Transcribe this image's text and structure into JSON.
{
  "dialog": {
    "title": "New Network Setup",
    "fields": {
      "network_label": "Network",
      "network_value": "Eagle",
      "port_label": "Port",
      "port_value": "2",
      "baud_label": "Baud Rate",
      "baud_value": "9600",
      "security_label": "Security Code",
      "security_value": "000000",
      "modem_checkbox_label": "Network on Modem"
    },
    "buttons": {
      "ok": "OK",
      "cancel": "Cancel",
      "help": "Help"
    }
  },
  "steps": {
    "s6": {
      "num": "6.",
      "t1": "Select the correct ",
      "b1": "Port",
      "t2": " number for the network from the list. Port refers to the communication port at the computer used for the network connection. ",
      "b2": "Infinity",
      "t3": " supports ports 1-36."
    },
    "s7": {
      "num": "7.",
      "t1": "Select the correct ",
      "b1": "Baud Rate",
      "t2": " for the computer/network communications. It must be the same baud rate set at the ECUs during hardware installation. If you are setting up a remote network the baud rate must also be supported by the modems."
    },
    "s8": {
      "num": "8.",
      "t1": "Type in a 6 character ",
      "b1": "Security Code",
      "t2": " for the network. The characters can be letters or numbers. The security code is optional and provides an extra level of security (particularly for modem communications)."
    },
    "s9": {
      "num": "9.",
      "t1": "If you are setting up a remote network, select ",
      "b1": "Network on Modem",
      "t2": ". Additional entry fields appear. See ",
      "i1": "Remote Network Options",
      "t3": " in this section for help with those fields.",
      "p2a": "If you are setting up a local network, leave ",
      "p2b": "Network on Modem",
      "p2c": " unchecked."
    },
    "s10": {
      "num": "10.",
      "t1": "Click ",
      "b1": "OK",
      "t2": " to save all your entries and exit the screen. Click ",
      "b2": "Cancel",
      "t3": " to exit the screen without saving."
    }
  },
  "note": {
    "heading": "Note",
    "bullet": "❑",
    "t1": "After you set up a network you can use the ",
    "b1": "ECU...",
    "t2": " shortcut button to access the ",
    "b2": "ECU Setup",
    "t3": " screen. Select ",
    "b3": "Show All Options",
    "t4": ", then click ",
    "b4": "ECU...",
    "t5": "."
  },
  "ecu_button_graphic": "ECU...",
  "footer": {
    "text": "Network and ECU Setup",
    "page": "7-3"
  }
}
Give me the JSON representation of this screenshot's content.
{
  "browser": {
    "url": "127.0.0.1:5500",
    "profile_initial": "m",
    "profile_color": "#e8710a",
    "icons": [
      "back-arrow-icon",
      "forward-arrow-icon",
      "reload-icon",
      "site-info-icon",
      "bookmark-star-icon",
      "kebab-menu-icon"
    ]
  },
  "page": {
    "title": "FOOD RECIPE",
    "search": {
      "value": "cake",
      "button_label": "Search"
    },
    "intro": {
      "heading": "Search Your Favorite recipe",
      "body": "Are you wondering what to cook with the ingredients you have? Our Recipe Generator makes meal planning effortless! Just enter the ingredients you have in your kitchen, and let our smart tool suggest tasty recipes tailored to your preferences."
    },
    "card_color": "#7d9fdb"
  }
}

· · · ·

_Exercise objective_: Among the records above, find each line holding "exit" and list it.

_Completed exercise_:
      "t2": " to save all your entries and exit the screen. Click ",
      "t3": " to exit the screen without saving."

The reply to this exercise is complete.